Pro-Palestinian groups have frequently called on international academics and prominent cultural figures to boycott Israel over its occupation of the West Bank and blockade of the Hamas-controlled Gaza Strip.
Jewish groups have condemned cultural and academic boycotts as anti-Semitic.
McCartney will perform hits from his Beatles days and his solo career during a September 25 concert in Tel Aviv as part of a series of shows that has taken McCartney to cities he never visited before.
Asked about how members of the Beatles, one of the most popular bands in rock history, felt when the Israeli government scrapped their concert in 1965 on the grounds it could corrupt the nation’s youth, McCartney said it was “a bit insulting, the thought we could corrupt the youth.”

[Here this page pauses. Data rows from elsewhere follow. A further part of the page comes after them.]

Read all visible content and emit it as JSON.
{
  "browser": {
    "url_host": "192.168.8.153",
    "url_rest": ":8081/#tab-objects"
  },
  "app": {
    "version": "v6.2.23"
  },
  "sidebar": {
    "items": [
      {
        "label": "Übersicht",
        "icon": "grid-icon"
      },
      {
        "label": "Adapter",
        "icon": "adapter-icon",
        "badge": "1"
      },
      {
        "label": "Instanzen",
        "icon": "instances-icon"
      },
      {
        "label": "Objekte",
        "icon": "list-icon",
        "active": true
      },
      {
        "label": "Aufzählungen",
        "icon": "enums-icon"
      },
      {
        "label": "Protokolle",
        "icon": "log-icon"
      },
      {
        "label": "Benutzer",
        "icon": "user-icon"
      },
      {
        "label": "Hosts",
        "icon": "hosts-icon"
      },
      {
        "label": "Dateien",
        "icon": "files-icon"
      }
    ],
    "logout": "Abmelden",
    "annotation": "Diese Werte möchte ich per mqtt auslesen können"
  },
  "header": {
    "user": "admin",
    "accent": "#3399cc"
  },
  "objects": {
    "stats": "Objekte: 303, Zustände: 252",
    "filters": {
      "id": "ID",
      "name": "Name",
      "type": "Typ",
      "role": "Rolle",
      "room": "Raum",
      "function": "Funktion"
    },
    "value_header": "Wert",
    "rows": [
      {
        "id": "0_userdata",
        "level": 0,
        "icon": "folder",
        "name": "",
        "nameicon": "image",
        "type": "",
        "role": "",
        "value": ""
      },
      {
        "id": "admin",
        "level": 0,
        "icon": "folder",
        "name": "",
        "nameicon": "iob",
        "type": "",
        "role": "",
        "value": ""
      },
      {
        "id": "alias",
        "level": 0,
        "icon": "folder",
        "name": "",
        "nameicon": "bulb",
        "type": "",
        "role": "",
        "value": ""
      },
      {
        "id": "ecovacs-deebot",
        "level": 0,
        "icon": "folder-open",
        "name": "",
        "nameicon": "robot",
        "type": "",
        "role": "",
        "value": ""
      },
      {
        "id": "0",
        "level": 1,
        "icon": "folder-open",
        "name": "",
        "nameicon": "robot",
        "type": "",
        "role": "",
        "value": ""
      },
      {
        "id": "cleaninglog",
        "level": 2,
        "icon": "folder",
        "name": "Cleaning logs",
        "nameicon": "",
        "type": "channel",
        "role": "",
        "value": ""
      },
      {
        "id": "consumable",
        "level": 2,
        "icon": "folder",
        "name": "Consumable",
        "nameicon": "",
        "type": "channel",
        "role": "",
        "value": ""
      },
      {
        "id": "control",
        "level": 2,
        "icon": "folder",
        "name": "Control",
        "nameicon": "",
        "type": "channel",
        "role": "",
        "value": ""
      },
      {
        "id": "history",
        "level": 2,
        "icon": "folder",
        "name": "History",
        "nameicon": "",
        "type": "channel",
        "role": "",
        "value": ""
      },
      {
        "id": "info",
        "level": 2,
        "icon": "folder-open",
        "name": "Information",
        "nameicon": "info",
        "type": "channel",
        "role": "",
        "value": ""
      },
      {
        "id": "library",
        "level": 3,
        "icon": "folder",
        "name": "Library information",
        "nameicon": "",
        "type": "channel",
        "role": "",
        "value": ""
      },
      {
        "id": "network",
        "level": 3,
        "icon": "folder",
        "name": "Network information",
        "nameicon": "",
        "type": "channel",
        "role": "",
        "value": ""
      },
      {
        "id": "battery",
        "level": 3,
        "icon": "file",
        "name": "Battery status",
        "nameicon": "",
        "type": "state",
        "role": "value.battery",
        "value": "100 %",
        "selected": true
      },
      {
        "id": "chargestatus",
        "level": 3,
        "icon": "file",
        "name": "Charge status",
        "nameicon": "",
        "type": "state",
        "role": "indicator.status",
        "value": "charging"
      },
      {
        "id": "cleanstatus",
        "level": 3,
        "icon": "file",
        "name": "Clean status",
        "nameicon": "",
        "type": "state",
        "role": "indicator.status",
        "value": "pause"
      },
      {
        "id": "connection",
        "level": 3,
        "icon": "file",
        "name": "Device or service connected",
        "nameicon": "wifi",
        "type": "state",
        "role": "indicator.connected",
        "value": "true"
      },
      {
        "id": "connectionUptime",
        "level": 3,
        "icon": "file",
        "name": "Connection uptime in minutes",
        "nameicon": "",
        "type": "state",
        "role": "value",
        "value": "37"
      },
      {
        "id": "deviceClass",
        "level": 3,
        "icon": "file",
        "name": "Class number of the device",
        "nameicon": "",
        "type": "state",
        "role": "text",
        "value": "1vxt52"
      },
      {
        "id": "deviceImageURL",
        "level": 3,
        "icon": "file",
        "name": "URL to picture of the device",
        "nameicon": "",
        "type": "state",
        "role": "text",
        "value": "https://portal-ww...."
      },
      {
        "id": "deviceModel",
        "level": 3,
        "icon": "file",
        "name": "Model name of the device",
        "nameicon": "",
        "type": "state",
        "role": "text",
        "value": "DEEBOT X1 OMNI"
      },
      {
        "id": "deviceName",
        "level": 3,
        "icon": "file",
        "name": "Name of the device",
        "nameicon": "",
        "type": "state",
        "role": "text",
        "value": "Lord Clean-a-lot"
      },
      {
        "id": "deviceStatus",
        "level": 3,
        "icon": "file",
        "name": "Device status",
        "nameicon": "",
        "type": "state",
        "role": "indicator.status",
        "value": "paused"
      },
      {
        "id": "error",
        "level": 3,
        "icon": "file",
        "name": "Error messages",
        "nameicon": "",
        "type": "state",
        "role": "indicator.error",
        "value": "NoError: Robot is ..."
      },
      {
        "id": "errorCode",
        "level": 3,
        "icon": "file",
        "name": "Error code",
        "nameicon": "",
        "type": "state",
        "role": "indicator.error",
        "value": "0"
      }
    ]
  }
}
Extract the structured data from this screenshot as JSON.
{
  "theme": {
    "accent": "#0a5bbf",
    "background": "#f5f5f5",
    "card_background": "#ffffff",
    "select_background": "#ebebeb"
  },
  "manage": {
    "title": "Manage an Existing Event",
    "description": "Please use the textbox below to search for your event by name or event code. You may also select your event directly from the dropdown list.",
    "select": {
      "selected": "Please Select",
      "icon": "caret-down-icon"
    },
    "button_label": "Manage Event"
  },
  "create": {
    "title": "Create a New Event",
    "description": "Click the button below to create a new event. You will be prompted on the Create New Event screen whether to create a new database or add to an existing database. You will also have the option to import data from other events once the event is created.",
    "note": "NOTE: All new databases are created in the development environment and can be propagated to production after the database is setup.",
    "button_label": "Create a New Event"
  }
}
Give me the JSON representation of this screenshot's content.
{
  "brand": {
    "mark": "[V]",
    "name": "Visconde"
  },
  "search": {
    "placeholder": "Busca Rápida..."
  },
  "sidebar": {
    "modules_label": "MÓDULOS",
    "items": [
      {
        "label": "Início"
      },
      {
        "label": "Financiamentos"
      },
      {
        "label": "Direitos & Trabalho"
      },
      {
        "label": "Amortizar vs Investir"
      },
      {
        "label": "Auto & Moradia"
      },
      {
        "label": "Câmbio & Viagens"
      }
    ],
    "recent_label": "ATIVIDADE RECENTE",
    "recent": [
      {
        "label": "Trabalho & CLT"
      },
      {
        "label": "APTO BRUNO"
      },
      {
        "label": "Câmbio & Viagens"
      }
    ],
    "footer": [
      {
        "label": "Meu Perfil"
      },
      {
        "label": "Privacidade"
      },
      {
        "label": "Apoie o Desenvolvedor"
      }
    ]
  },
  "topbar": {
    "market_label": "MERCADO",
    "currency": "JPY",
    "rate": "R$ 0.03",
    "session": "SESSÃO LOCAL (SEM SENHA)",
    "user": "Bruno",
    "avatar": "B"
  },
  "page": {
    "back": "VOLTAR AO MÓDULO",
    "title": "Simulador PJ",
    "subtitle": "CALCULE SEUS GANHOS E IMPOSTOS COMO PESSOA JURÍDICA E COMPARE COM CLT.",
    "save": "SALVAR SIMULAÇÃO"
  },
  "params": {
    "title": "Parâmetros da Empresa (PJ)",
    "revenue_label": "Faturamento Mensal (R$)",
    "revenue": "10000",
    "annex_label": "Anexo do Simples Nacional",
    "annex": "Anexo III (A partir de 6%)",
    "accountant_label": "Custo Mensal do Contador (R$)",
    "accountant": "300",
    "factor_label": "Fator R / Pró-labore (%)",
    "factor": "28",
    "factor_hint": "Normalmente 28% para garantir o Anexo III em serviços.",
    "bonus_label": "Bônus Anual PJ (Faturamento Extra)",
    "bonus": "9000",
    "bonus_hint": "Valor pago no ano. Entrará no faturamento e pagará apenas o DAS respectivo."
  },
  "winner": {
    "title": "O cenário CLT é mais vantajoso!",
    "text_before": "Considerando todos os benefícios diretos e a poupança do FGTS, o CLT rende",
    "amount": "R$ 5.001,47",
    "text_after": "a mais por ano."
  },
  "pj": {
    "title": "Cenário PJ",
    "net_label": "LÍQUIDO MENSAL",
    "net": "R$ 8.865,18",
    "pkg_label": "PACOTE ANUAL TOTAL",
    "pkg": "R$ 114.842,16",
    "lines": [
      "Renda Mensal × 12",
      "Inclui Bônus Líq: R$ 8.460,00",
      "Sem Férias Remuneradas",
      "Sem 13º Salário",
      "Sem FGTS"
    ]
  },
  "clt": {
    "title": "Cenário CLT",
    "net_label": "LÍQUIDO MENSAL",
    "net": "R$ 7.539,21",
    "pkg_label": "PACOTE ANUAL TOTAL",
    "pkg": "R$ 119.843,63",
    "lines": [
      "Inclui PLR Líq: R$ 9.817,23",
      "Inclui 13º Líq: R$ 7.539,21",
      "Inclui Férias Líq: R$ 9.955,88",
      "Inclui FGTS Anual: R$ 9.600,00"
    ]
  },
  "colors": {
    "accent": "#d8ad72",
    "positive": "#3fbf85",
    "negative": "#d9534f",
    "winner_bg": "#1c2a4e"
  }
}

“The Beatles had a pretty positive influence on the world and only regimes that wanted to control their peoples were afraid of us. We mostly laughed at the Israeli government decision,” McCartney said in comments translated into Hebrew.
Another account in Israel’s Haaretz newspaper last month pinned the cancellation of the 1965 Beatles concert on a rift between two concert promoters.
McCartney said in comments published on his Web site last month he looks forward to this chance to perform in Israel. “I’ve heard so many great things about Tel Aviv and Israel, but hearing is one thing and experiencing it for yourself is another,” he said.
Writing by Avida Landau